From the squares of Athens and Istanbul to the streets of New York and Cairo, social movements have been rising during the 21st century. Contrary to public perceptions of urban protest camps as arenas of violence and confrontation, this research at the 2014 Hong Kong Umbrella Movement indicated that protest camps can transform the city into an open space of massive arts participation. Thousands of protesters, citizens and tourists participated in collaborative arts projects that communicated universal values related to freedom, equality and democracy. The research team suggest that, in an increasingly turbulent world, peaceful and collective protest art has the capacity to empower, unify and motivate people.

Dr Anastasia Veneti is a Senior Lecturer in Marketing Communications at Bournemouth University. For more information about this research, please contact Anastasia here.

Researchers involved: Dr Georgios Patsiaouras (School of Business, University of Leicester), Dr Anastasia Veneti (Faculty of Media and Communication, Bournemouth University), Dr William Green (School of Business, University of Leicester).

The research project was recently published online at the prestigious journal, “Marketing Theory” in August 2017:
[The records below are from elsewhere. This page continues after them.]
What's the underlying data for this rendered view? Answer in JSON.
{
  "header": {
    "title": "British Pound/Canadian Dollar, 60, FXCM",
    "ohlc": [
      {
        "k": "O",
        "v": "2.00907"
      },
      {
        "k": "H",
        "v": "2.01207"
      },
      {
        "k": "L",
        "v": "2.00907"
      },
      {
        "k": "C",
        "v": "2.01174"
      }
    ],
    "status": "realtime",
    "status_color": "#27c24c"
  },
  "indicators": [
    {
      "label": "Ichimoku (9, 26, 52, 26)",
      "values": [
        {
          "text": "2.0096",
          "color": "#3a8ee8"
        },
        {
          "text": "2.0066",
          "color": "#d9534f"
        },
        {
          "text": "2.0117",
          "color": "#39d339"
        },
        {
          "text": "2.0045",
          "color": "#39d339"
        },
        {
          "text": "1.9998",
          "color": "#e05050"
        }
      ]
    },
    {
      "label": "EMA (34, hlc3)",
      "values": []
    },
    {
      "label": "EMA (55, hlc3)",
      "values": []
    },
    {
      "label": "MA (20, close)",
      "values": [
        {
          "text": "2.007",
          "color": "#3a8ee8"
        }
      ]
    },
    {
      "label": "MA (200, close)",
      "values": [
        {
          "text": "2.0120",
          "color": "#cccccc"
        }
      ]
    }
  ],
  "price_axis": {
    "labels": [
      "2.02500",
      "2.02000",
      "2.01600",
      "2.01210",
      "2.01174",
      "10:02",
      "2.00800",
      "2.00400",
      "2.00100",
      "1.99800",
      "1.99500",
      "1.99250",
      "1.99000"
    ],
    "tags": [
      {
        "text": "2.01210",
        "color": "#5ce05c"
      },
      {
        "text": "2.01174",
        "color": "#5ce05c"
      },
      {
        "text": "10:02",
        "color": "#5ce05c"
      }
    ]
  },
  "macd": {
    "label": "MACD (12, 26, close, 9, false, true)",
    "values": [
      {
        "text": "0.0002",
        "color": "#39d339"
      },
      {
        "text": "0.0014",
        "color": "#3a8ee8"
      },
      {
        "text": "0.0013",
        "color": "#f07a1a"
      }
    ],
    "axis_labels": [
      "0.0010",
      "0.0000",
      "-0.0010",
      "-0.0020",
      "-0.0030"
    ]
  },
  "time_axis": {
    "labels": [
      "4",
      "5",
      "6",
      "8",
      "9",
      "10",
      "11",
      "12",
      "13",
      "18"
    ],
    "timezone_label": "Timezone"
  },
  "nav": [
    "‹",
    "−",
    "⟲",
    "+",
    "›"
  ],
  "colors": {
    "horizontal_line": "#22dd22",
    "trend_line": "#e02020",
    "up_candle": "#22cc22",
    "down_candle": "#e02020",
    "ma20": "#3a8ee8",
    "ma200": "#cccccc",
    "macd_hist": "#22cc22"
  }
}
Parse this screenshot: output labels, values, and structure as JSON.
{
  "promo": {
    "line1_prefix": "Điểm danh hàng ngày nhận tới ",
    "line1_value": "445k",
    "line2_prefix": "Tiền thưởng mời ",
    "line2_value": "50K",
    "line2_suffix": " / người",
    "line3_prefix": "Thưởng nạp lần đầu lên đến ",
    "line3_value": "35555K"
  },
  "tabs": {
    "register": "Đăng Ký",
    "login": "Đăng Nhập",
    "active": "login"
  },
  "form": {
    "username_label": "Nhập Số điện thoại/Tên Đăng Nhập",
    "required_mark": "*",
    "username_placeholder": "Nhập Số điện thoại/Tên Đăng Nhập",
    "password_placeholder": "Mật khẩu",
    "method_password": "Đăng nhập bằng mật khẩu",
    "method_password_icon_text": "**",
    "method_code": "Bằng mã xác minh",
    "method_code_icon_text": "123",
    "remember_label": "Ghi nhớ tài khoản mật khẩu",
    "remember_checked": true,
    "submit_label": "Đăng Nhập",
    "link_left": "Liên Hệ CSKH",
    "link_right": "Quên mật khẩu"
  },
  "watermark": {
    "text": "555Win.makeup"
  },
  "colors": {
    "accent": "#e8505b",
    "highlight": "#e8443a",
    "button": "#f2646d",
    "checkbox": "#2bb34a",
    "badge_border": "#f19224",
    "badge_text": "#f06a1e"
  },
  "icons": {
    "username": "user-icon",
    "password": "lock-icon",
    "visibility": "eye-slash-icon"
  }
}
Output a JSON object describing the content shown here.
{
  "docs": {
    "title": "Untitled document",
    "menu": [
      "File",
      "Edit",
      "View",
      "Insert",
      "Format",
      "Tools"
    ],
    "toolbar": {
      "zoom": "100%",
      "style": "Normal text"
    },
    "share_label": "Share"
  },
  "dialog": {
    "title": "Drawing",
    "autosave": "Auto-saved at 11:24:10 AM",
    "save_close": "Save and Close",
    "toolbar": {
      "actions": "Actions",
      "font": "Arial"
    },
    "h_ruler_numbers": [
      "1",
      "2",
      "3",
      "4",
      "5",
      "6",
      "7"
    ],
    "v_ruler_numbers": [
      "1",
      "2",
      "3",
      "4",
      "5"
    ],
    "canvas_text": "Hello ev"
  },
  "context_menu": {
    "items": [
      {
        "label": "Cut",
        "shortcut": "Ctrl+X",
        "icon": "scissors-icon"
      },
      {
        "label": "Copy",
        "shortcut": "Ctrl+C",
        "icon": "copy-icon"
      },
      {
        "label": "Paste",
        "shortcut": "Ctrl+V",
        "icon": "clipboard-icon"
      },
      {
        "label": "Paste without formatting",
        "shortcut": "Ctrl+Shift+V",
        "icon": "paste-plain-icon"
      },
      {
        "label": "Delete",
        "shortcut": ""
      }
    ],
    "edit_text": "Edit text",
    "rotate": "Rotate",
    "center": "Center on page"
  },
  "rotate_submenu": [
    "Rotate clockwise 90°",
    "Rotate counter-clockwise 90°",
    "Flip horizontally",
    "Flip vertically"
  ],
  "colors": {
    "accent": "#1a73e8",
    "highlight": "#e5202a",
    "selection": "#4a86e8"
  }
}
Patsiaouras, G., Veneti, A., and Green, W., (2017) Marketing, art and voices of dissent: promotional methods of protest art by the 2014 Hong Kong’s Umbrella Movement. Marketing Theory. Online first: http://journals.sagepub.com/doi/abs/10.1177/1470593117724609
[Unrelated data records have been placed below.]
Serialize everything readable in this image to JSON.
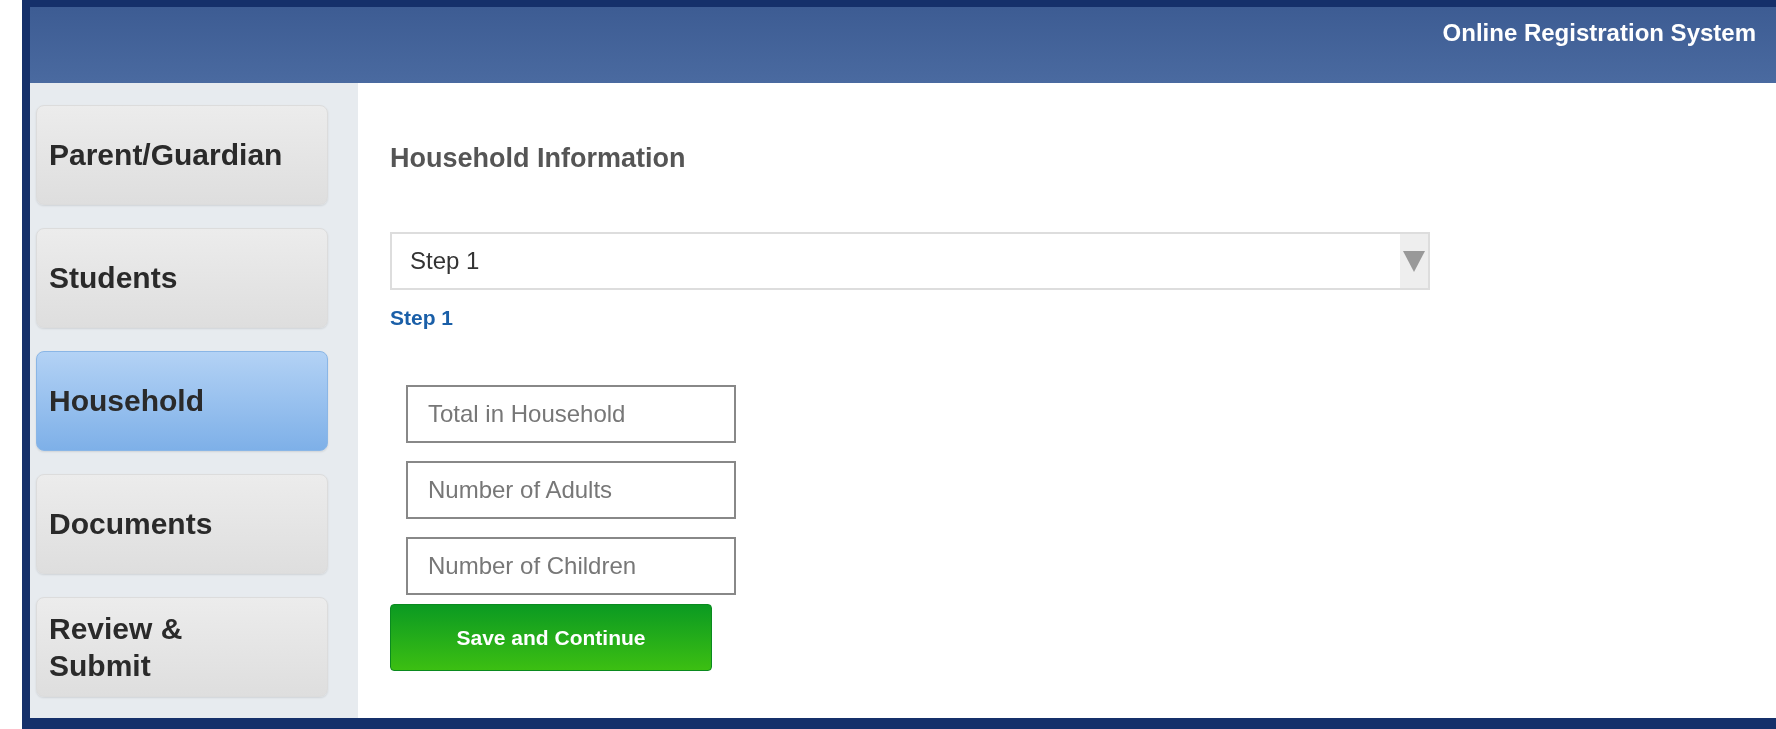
{
  "header": {
    "title": "Online Registration System"
  },
  "sidebar": {
    "items": [
      {
        "label": "Parent/Guardian",
        "selected": false
      },
      {
        "label": "Students",
        "selected": false
      },
      {
        "label": "Household",
        "selected": true
      },
      {
        "label": "Documents",
        "selected": false
      },
      {
        "label": "Review &\nSubmit",
        "selected": false
      }
    ]
  },
  "content": {
    "heading": "Household Information",
    "step_select": {
      "value": "Step 1"
    },
    "step_label": "Step 1",
    "fields": [
      {
        "placeholder": "Total in Household"
      },
      {
        "placeholder": "Number of Adults"
      },
      {
        "placeholder": "Number of Children"
      }
    ],
    "submit_button": "Save and Continue"
  }
}
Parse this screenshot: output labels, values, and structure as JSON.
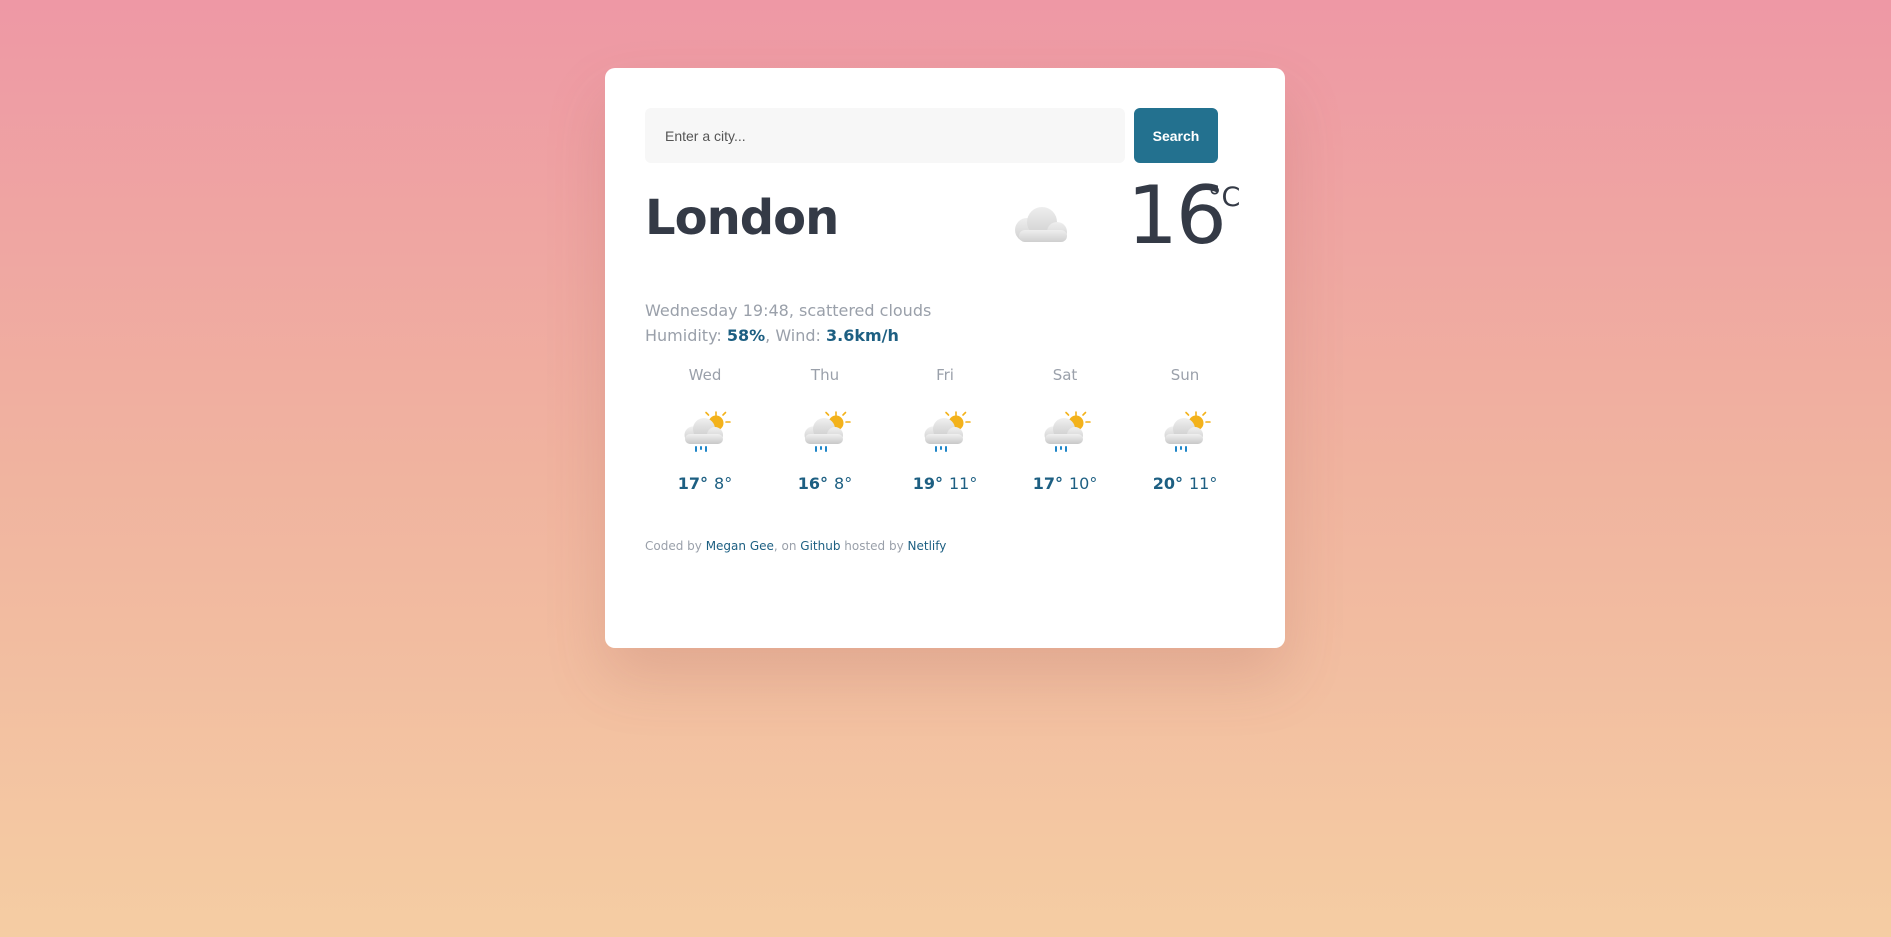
{
  "search": {
    "placeholder": "Enter a city...",
    "value": "",
    "button_label": "Search"
  },
  "current": {
    "city": "London",
    "temperature": "16",
    "unit": "°C",
    "icon": "cloud-icon",
    "description_line": "Wednesday 19:48, scattered clouds",
    "humidity_label": "Humidity: ",
    "humidity_value": "58%",
    "wind_label": ", Wind: ",
    "wind_value": "3.6km/h"
  },
  "forecast": [
    {
      "day": "Wed",
      "max": "17°",
      "min": "8°",
      "icon": "sun-cloud-rain-icon"
    },
    {
      "day": "Thu",
      "max": "16°",
      "min": "8°",
      "icon": "sun-cloud-rain-icon"
    },
    {
      "day": "Fri",
      "max": "19°",
      "min": "11°",
      "icon": "sun-cloud-rain-icon"
    },
    {
      "day": "Sat",
      "max": "17°",
      "min": "10°",
      "icon": "sun-cloud-rain-icon"
    },
    {
      "day": "Sun",
      "max": "20°",
      "min": "11°",
      "icon": "sun-cloud-rain-icon"
    }
  ],
  "footer": {
    "prefix": "Coded by ",
    "author": "Megan Gee",
    "middle": ", on ",
    "repo": "Github",
    "hosted": " hosted by ",
    "host": "Netlify"
  },
  "colors": {
    "accent": "#23718f",
    "text_dark": "#343a46",
    "text_muted": "#9aa0aa",
    "highlight": "#1d5f82"
  }
}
Great day (and evening) at Brighton for arts-led interests

On Fri 15th June the University of Brighton will host an exciting event featuring over 29 talks, workshops, performances, installations and displays focused on arts and research for social change. Sessions will be delivered by over 40 academics, artists and community practitioners from around the world.

The event is open to everyone with an interest in the arts, research and social action, regardless of their experience in the arts or academia. The jam-packed, interactive daytime programme at Falmer Campus will be followed by an evening spoken word and music show at the Latest Music Bar in Manchester Street, featuring performances from Kate Fox, Joelle Taylor, Jacob Sam-La Rose and Quiet Loner.
Tickets are only £35, including lunch, refreshments and all events.

For further information and to register, go to: https://blogs.brighton.ac.uk/carnivalofinvention/ or check out our Facebook page: https://www.facebook.com/collaborative.poetics/

Puerto Rico welcomes a new BUDI


Every year the prestigious Alzheimer’s Disease International conference welcomes practitioners, academics, people living with dementia, medical professionals and clinicians from all over the world to share their latest knowledge, experience and research about dementia careThis year I was lucky enough to attend and represent BUDI at the 29th International Conference of Alzheimer’s Disease International Dementia: Working Together for a Global Solution, hosted in San Juan on the beautiful island of Puerto Rico.

Three abstracts were accepted to be orally presented, so this was a great opportunity to showcase some of BUDI’s innovative research projects to world leading dementia specialists. The three presented projects were the Technology Club (Dementia Care and Technology), Tales of the Sea (Empowering people with dementia) and (Dont) Mention Dementia (Voices of people with dementia and their families).

All three presentations were well received and stimulated discussion and many questions. The feedback I received after my presentations and during the conference was that BUDI’s projects were seen as innovative, creative and great examples of how to engage people with dementia in research and how people with dementia should be at the core of all research.

Above and beyond presenting, I had the opportunity to catch up with Peter, an Australian colleague (who I have been working on the international GRIID research project with for around two years and have never met!) Peter presented the GRIID project (Gateway to Rural International Initiatives in Dementia) at this conference. After his presentation we were able to meet and come up with some really innovative ideas to take the GRIID project to the next level.

To top off a very successful conference, I won a huge kangaroo courtesy of the Australian Alzheimer’s Association. He was unfortunately a bit too big to fit into my case so he to travelled home with another colleague…I wonder if I will ever get him back as he was very cute!

Since returning home I have started to get in touch with some of the many contacts I made at this conference and look forward to potential international collaborations. This conference highlights all the good work currently being undertaken but also emphasises the amount of work we still need to do. I invite you to check out the below clip of Richard Taylor PhD, who presented numerous times at the conference. Richard is extremely funny and has a great approach and attitude to life. It is very thought provoking as he shares his thoughts about living with dementia. http://www.youtube.com/watch?v=lHQfc3KJ9qE.

Clare Cutler, BUDI Project Manager